The job of these subcommittees is to do a detailed analysis of each department. Every legislator sits on one or more budget subcommittees. These meetings are where the real, detailed work on the budget gets done - or should get done. Each subcommittee then forwards their recommendations on to the Finance Committees, which usually accepts their recommendations.
So the work of the subcommittees is absolutely critical to the process because its design forced us to look at the budgets as closely as possible. Unfortunately, the process has become broken. I’ll use my experience on the Department of Revenue Finance Subcommittee as an example.

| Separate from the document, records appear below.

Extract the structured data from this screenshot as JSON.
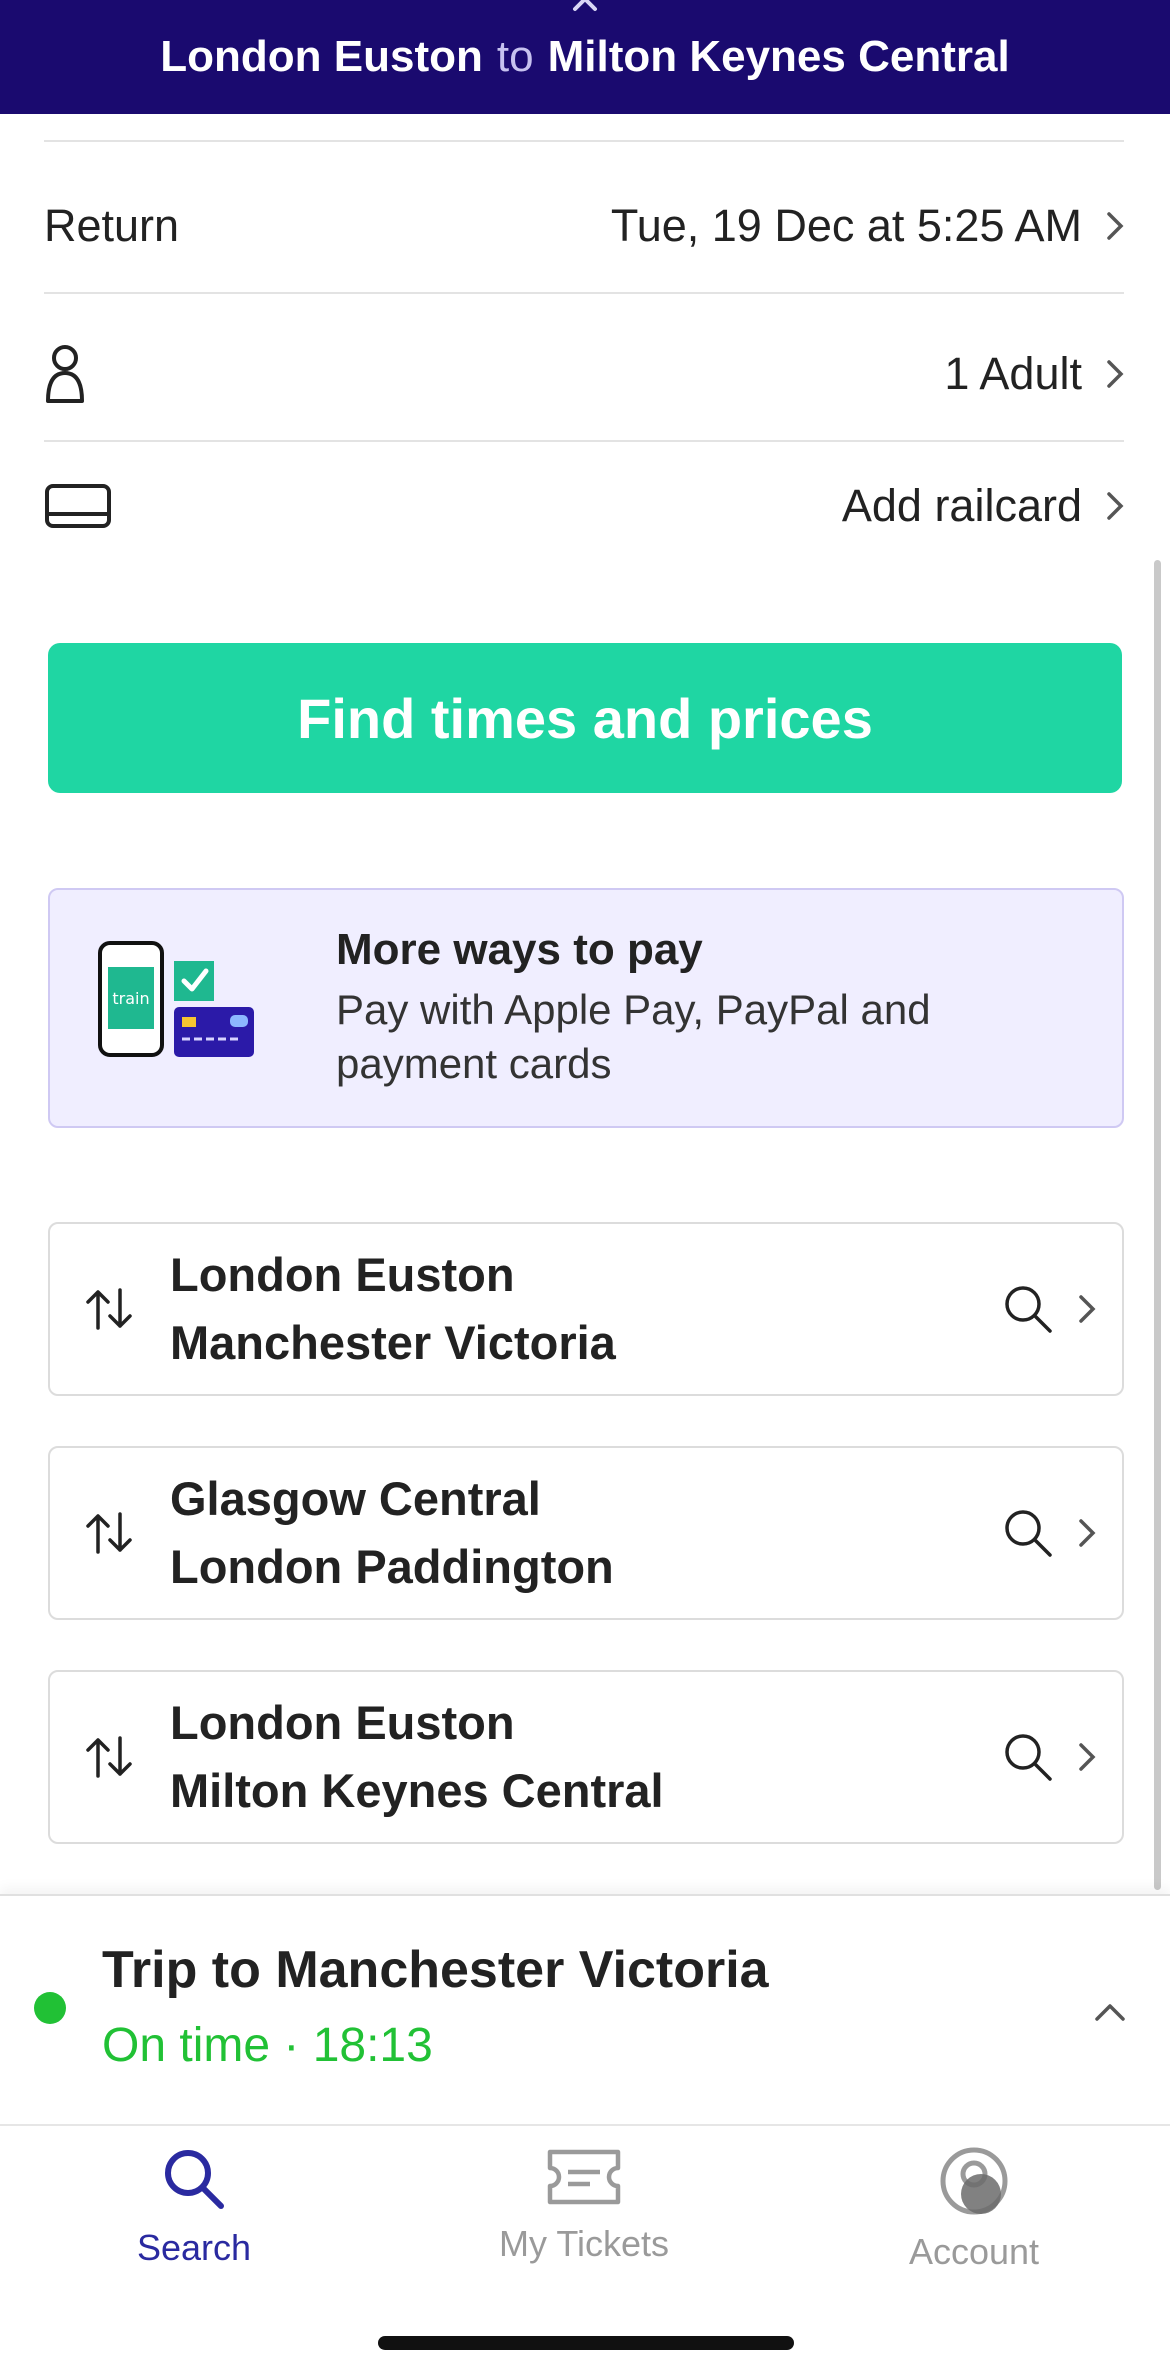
{
  "header": {
    "from": "London Euston",
    "connector": "to",
    "to": "Milton Keynes Central"
  },
  "journey": {
    "return_label": "Return",
    "return_value": "Tue, 19 Dec at 5:25 AM",
    "passengers_value": "1 Adult",
    "railcard_value": "Add railcard"
  },
  "cta": {
    "label": "Find times and prices"
  },
  "promo": {
    "title": "More ways to pay",
    "subtitle": "Pay with Apple Pay, PayPal and payment cards",
    "art_text": "train"
  },
  "recent_searches": [
    {
      "from": "London Euston",
      "to": "Manchester Victoria"
    },
    {
      "from": "Glasgow Central",
      "to": "London Paddington"
    },
    {
      "from": "London Euston",
      "to": "Milton Keynes Central"
    }
  ],
  "trip": {
    "title": "Trip to Manchester Victoria",
    "status": "On time · 18:13"
  },
  "tabs": [
    {
      "label": "Search",
      "active": true
    },
    {
      "label": "My Tickets",
      "active": false
    },
    {
      "label": "Account",
      "active": false
    }
  ],
  "colors": {
    "header_bg": "#1a0a6f",
    "cta": "#1fd6a3",
    "success": "#21c135",
    "active_tab": "#2a2aa0",
    "inactive_tab": "#9a9a9a"
  }
}
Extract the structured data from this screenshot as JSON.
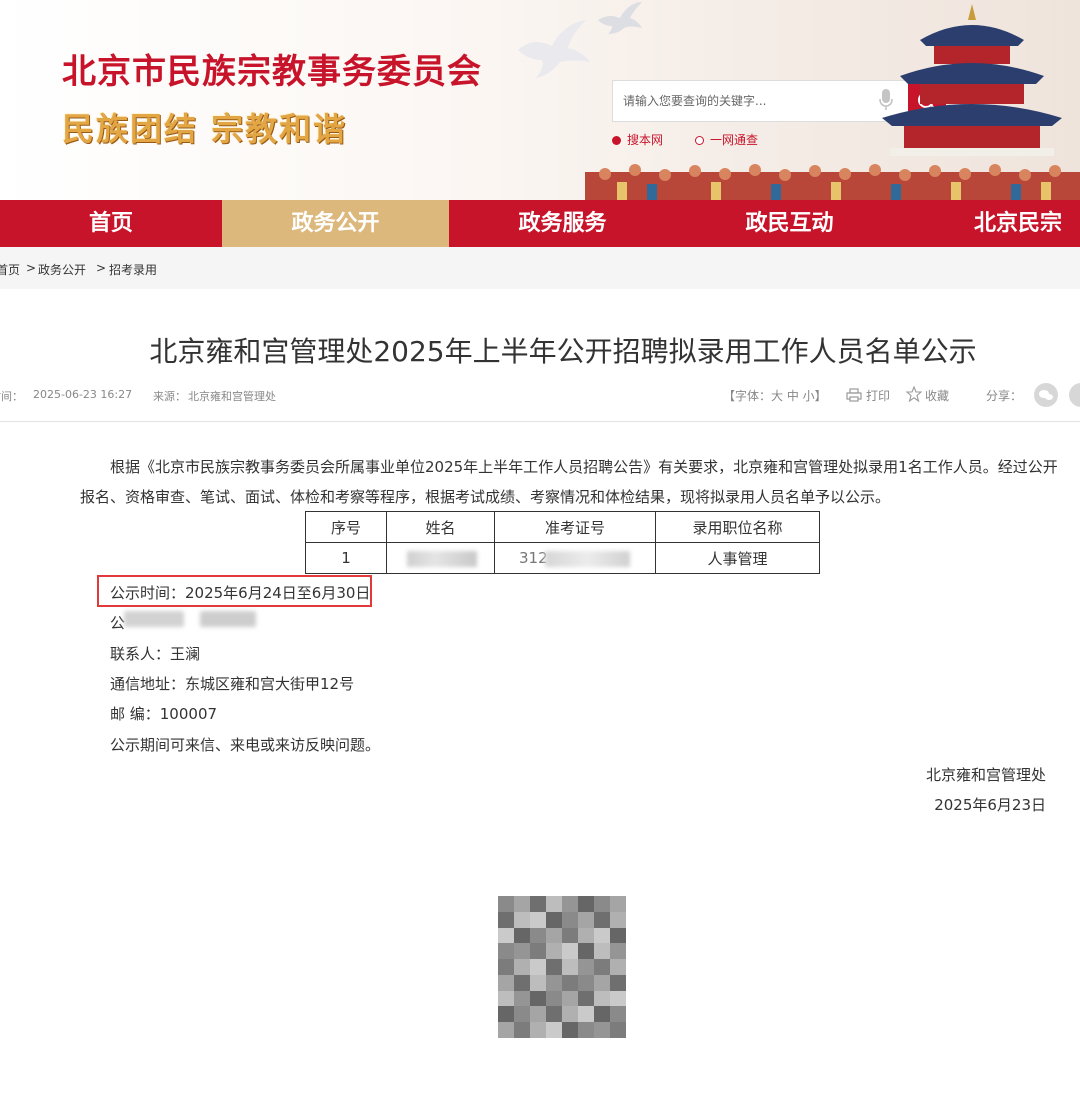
{
  "header": {
    "site_title": "北京市民族宗教事务委员会",
    "slogan": "民族团结  宗教和谐",
    "search": {
      "placeholder": "请输入您要查询的关键字..."
    },
    "scope_options": [
      {
        "label": "搜本网",
        "selected": true
      },
      {
        "label": "一网通查",
        "selected": false
      }
    ]
  },
  "nav": {
    "items": [
      "首页",
      "政务公开",
      "政务服务",
      "政民互动",
      "北京民宗"
    ],
    "active_index": 1
  },
  "breadcrumb": {
    "items": [
      "首页",
      "政务公开",
      "招考录用"
    ],
    "separator": ">"
  },
  "article": {
    "title": "北京雍和宫管理处2025年上半年公开招聘拟录用工作人员名单公示",
    "time_label": "时间：",
    "time_value": "2025-06-23 16:27",
    "source_label": "来源：",
    "source_value": "北京雍和宫管理处",
    "font_size_label": "【字体：大 中 小】",
    "print_label": "打印",
    "favorite_label": "收藏",
    "share_label": "分享：",
    "intro": "根据《北京市民族宗教事务委员会所属事业单位2025年上半年工作人员招聘公告》有关要求，北京雍和宫管理处拟录用1名工作人员。经过公开报名、资格审查、笔试、面试、体检和考察等程序，根据考试成绩、考察情况和体检结果，现将拟录用人员名单予以公示。",
    "table": {
      "headers": [
        "序号",
        "姓名",
        "准考证号",
        "录用职位名称"
      ],
      "rows": [
        {
          "index": "1",
          "name": "",
          "exam_no_prefix": "312",
          "position": "人事管理"
        }
      ]
    },
    "publicity_period": "公示时间：2025年6月24日至6月30日",
    "phone_prefix": "公",
    "contact": "联系人：王澜",
    "address": "通信地址：东城区雍和宫大街甲12号",
    "postcode": "邮 编：100007",
    "feedback": "公示期间可来信、来电或来访反映问题。",
    "signature_org": "北京雍和宫管理处",
    "signature_date": "2025年6月23日"
  },
  "colors": {
    "brand_red": "#c8142b",
    "nav_active": "#ddb87d",
    "highlight": "#e03a3a"
  },
  "icons": [
    "mic-icon",
    "search-icon",
    "print-icon",
    "star-icon",
    "wechat-icon",
    "weibo-icon"
  ]
}
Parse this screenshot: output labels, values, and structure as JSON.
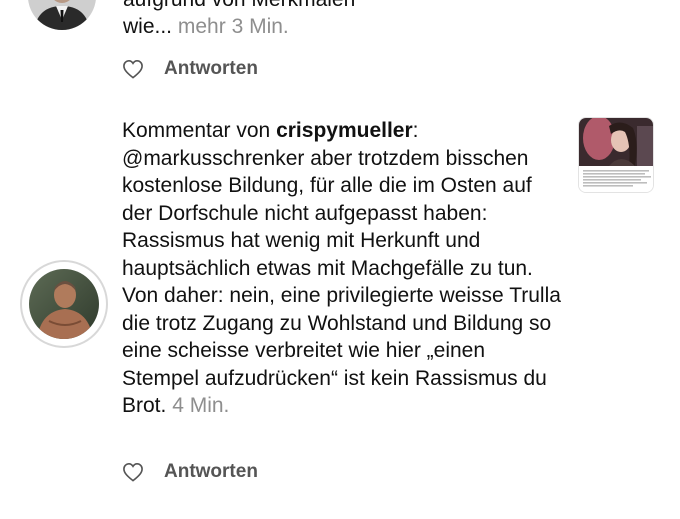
{
  "top_comment": {
    "line1": "aufgrund von Merkmalen",
    "line2": "wie...",
    "more_label": "mehr",
    "time": "3 Min.",
    "reply_label": "Antworten"
  },
  "comment": {
    "prefix": "Kommentar von ",
    "username": "crispymueller",
    "colon": ":",
    "body": "@markusschrenker aber trotzdem bisschen kostenlose Bildung, für alle die im Osten auf der Dorfschule nicht aufgepasst haben: Rassismus hat wenig mit Herkunft und hauptsächlich etwas mit Machgefälle zu tun. Von daher: nein, eine privilegierte weisse Trulla die trotz Zugang zu Wohlstand und Bildung so eine scheisse verbreitet wie hier „einen Stempel aufzudrücken“ ist kein Rassismus du Brot.",
    "time": "4 Min.",
    "reply_label": "Antworten"
  },
  "icons": {
    "like": "heart-outline-icon"
  },
  "colors": {
    "muted": "#8e8e8e",
    "text": "#111111",
    "action": "#555555"
  }
}
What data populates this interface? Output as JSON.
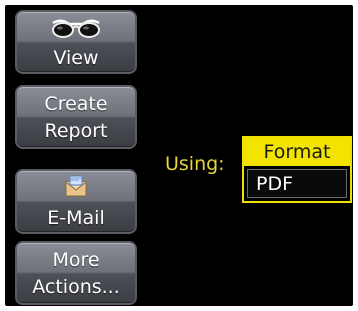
{
  "buttons": {
    "view": {
      "label": "View",
      "icon": "glasses-icon"
    },
    "create_report": {
      "line1": "Create",
      "line2": "Report"
    },
    "email": {
      "label": "E-Mail",
      "icon": "envelope-icon"
    },
    "more_actions": {
      "line1": "More",
      "line2": "Actions..."
    }
  },
  "using": {
    "label": "Using:",
    "format_header": "Format",
    "format_value": "PDF"
  },
  "colors": {
    "accent_yellow": "#f2e400",
    "label_yellow": "#e8d43a",
    "background": "#000000",
    "button_gray": "#6e7179"
  }
}
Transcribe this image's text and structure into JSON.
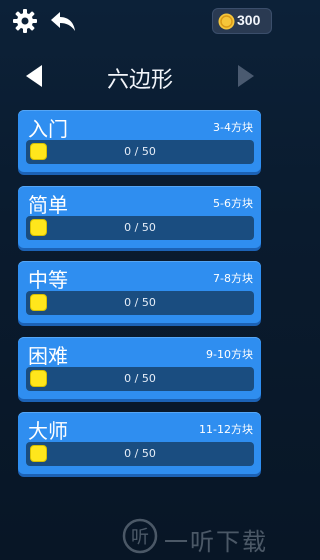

This Department oversees the Permanent Fund, with about $50 billion in assets; the Tax Division, which is responsible for collecting billions in revenue; the Retirement Board, which manages tens of billions in retirement funds; Natural Gas Commercialization; the state Treasury Division; Child Support; the Alaska Housing Finance Corporation, and more. It’s one of the most important departments in state government, with a $397.5 million budget.
In the business world, especially in tough economic times, accountants would get together with executives and pore over expenditures to look for efficiencies. They would go line by line through the entire budget. They would question every single expenditure to see if it made sense, or could be done more efficiently.
In our budget subcommittee, we had one “overview” lasting about 80 minutes, followed by a 10 minute “close out” to approve the recommendations and move it to the Finance Committee. Sadly, the only reason the “close out” even lasted a full 10 minutes was because I took time to object to moving the budget.
With only 1.5 hours invested in the process, I didn’t think we had spent enough time trying to find efficiencies. You can watch what I had to say here.
So, as is my right as a committee member, I objected and
suggested we should spend more time going through this Department’s budget. Since only the Chair of the subcommittee was there at the meeting, and several members were missing, there were not enough votes to move the budget. So the Chair called in the Co-Chair of Finance, Sen. Pete Kelly to break the tie – even though Sen. Kelly is not a member of the subcommittee.
We can do so much better
Last year we were promised that budget subcommittees would meet regularly between legislative sessions to go through the budgets in detail. It never happened.
At the start of this session, the House and Senate Democrats suggested a “Ways & Means” Committee that could spend the needed time combing through the budget. This idea was rejected.
Democrats then proposed a non-partisan Caucus of the Whole, so that we could have Republicans and Democrats working together to pass a responsible budget. Also rejected.
Instead, the Senate Majority is still wasting huge amounts of time on unconstitutional legislation – like trying to figure out how to ban people they don’t agree with from volunteering in schools – all while skipping over important discussions on multi-million dollar departmental budgets.
By the way - my reward for trying to save the State a little (or maybe even a lot) of money? After the vote was taken and the budget was moved out of committee, Senator Pete Kelly made a veiled threat to kick me off the subcommittee.
These tough times require us all to work together, not steam roll over those who have ideas the Majority doesn’t want to hear. As session moves forward, I will continue to fight for an efficient budget developed through an open and transparent public process. Alaskans deserve nothing less.
Alaska State Senator
District H - Anchorage